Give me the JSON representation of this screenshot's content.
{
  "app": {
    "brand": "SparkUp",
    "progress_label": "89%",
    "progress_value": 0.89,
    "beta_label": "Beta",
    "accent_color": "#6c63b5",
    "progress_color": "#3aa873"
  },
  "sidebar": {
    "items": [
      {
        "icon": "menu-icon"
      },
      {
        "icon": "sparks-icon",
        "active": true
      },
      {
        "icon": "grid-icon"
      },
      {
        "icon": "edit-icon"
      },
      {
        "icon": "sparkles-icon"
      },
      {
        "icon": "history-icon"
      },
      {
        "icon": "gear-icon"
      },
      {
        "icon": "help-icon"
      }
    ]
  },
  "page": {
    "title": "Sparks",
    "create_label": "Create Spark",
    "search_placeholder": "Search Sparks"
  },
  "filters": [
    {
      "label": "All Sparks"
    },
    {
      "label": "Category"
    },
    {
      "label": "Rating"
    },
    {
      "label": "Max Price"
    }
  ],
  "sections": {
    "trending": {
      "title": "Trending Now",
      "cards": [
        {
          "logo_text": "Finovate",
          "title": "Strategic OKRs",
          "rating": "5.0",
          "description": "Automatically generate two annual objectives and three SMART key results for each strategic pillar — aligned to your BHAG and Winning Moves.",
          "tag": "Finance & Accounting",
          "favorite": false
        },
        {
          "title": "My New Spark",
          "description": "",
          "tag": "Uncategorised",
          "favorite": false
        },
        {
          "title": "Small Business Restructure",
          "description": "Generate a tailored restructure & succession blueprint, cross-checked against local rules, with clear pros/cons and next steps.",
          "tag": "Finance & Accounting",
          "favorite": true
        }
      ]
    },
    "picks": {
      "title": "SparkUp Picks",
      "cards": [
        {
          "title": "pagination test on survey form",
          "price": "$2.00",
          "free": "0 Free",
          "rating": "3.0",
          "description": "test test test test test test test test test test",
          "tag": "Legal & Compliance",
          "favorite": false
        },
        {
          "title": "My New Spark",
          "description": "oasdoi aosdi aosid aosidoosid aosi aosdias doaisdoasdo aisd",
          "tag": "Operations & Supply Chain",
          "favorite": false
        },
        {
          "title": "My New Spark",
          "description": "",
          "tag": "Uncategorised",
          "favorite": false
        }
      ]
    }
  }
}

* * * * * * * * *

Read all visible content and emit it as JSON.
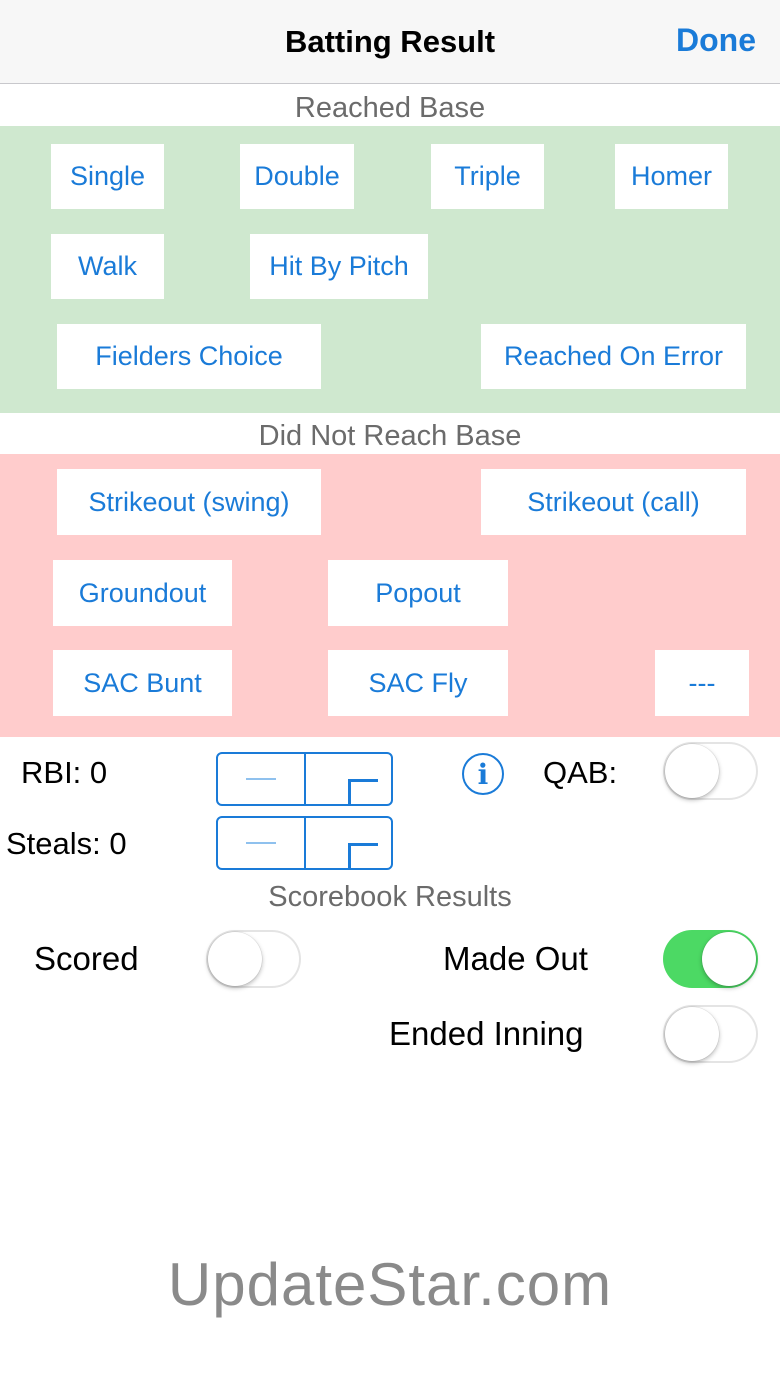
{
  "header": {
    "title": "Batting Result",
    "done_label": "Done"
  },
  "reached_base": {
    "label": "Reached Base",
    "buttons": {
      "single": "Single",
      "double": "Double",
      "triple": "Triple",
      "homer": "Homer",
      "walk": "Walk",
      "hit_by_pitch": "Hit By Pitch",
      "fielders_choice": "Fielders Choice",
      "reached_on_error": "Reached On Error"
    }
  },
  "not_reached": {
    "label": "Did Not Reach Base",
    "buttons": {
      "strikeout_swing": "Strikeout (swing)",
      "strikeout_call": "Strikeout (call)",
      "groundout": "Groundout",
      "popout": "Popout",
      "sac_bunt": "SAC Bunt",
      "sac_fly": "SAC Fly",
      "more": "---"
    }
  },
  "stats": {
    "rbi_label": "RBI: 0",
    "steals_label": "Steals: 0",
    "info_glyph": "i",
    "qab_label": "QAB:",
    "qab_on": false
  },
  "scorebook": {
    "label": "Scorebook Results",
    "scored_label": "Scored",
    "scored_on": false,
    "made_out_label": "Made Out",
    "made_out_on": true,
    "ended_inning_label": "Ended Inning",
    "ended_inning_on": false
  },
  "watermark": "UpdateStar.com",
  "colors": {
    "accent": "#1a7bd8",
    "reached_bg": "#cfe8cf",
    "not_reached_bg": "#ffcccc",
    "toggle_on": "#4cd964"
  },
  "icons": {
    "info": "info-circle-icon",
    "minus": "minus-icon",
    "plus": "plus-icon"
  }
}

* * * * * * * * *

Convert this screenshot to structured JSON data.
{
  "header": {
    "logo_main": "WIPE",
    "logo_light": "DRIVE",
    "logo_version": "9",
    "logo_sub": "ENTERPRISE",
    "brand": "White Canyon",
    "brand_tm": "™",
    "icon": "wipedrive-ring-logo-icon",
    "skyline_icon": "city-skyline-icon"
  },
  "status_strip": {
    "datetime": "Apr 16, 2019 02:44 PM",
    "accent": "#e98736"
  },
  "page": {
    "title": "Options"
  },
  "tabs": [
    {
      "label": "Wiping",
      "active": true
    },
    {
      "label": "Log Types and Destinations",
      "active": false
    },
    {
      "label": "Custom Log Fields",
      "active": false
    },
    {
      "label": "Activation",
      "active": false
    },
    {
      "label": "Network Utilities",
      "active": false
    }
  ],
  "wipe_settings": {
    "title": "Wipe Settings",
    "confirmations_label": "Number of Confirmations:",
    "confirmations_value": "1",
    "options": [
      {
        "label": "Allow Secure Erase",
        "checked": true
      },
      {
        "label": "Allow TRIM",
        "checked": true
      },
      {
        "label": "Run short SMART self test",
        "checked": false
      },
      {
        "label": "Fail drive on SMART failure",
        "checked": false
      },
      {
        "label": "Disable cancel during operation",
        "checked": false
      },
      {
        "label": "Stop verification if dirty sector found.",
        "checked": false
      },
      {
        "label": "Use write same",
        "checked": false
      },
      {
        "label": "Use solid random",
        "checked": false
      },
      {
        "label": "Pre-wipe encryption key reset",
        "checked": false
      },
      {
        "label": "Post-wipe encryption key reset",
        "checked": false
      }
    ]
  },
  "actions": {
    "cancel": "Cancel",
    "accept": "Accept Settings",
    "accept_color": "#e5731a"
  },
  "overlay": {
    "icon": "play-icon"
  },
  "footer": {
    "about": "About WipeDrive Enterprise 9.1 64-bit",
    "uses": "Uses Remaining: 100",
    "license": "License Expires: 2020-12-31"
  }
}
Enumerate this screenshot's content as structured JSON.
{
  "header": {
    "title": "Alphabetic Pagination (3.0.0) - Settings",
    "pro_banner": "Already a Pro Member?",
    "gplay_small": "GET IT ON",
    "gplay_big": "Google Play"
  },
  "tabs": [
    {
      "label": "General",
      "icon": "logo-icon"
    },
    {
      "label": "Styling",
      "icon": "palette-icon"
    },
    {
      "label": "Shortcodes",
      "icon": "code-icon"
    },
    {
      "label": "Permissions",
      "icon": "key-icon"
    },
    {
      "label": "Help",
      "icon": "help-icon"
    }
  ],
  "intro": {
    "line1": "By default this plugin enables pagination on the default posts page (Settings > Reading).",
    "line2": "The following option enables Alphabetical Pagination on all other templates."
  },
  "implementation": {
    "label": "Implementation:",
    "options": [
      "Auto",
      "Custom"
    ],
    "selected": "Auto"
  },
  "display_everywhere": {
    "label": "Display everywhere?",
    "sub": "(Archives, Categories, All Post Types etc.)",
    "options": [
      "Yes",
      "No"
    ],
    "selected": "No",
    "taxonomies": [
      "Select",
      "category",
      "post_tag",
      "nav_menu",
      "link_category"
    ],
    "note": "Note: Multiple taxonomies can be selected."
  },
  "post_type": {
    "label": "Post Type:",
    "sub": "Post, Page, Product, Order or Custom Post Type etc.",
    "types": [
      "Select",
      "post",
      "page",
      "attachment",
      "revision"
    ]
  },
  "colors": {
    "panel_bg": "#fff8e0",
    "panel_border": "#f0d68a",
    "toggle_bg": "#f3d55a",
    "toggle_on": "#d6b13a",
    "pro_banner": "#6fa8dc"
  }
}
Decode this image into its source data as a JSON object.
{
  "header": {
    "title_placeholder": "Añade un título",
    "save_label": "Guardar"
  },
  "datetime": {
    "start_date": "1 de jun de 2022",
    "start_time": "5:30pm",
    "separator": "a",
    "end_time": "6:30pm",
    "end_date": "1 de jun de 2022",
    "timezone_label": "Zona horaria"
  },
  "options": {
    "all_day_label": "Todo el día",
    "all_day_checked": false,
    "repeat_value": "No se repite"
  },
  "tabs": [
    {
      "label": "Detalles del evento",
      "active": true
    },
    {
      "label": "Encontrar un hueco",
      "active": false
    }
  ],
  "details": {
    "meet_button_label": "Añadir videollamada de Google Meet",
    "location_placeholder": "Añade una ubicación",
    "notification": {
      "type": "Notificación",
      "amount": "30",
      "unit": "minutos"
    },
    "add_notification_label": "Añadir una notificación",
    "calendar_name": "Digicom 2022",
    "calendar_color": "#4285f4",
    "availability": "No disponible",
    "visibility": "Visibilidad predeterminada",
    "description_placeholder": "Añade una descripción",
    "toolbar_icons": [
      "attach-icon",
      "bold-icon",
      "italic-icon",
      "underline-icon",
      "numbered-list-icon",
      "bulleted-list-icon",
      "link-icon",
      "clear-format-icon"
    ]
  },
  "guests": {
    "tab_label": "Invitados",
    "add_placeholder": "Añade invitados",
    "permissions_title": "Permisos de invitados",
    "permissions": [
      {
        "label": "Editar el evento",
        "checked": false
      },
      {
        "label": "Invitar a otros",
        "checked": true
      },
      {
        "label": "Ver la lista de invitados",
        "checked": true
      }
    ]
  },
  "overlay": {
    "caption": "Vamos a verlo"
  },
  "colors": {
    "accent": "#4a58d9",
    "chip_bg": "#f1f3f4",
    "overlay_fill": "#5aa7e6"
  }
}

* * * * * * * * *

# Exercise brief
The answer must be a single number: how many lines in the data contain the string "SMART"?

# Response area
3